AMY ZUBEK/TIMES NEWS Volunteers for the Carbon County Emergency Operations Center, Tony Walck, left, and Audrey Wargo, public information officer, make test calls during the annual Pennsylvania Emergency Management Agency (PEMA) Statewide Severe Weather exercise on Thursday morning. The exercise helped county officials make sure they were prepared for emergency situations.
Carbon County officials recently took part in a statewide Severe Weather Emergency Exercise at the county 911 Communications Center.
Fifteen volunteers gathered in the conference room Thursday morning to complete the exercise. This event was held in conjunction with Weather Emergency Preparedness Week in Pennsylvania.
During the exercise, the Pennsylvania Emergency Management Agency (PEMA) issued numerous emergency situations in the county that members of the volunteer Emergency Operations Center (EOC) staff had to work through. Emergencies included tornado warnings, 80 mph winds, downed wires and trees, and heavy rains and flooding.
The team was also working without the direction of Emergency Management Agency coordinator Mark Nalesnik because they were simulating that he was "on a beach in Florida." Al Klitsch, an EMA voluteer deputy, took the lead position yesterday, acting as EOC manager. He led the team during the exercise.
Nalesnik was present at the exercise, but did not participate in the activities.
He said that the simulation exercise was to make sure that the group can handle an emergency whenever he is unavailable.
"My goal is to make sure I have the right people in place in case I'm not around," Nalesnik said.
The volunteers were required to identify what emergency departments were needed for the specific problem; utilize resources to learn proper procedures for specific elements in a situation such as propane tanks near a fire; continually update information until the emergency was resolved and write up incident reports that will be submitted to PEMA.
They also contacted day cares, schools, hospitals and nursing homes to issue severe weather warning drills. The purpose of this was to allow the school to practice getting the students to safe locations in emergency situations.
This year, the team completed the exercises electronically, rather than writing everything out. They also utilized RACES (Radio Amateur Civil Emergency Services), an organization associated with the EMA to help in situations by adding communication support to civil agencies during emergencies.

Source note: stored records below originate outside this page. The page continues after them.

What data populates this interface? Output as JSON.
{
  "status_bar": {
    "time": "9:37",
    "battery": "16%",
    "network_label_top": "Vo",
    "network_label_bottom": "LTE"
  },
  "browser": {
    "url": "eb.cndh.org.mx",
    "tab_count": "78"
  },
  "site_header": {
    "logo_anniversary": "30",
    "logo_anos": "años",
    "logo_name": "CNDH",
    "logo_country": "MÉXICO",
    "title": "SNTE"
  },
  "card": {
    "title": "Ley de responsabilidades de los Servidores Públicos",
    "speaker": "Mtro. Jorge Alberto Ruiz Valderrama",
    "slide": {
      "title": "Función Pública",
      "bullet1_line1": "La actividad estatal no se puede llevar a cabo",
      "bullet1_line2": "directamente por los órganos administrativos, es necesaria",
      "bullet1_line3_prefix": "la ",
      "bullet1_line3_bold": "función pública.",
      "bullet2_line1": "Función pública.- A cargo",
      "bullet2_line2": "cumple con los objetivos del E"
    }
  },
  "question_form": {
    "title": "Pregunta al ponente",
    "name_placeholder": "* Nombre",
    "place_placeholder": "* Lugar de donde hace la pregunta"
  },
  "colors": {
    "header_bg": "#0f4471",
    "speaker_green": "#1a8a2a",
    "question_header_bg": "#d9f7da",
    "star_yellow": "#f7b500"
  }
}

Last week, the Carbon County Commissioners adopted a declaration which made March 15 through 19 Emergency Preparedness Week.
The Carbon County EMA was one of 67 state agencies which had the opportunity to participate in the exercise.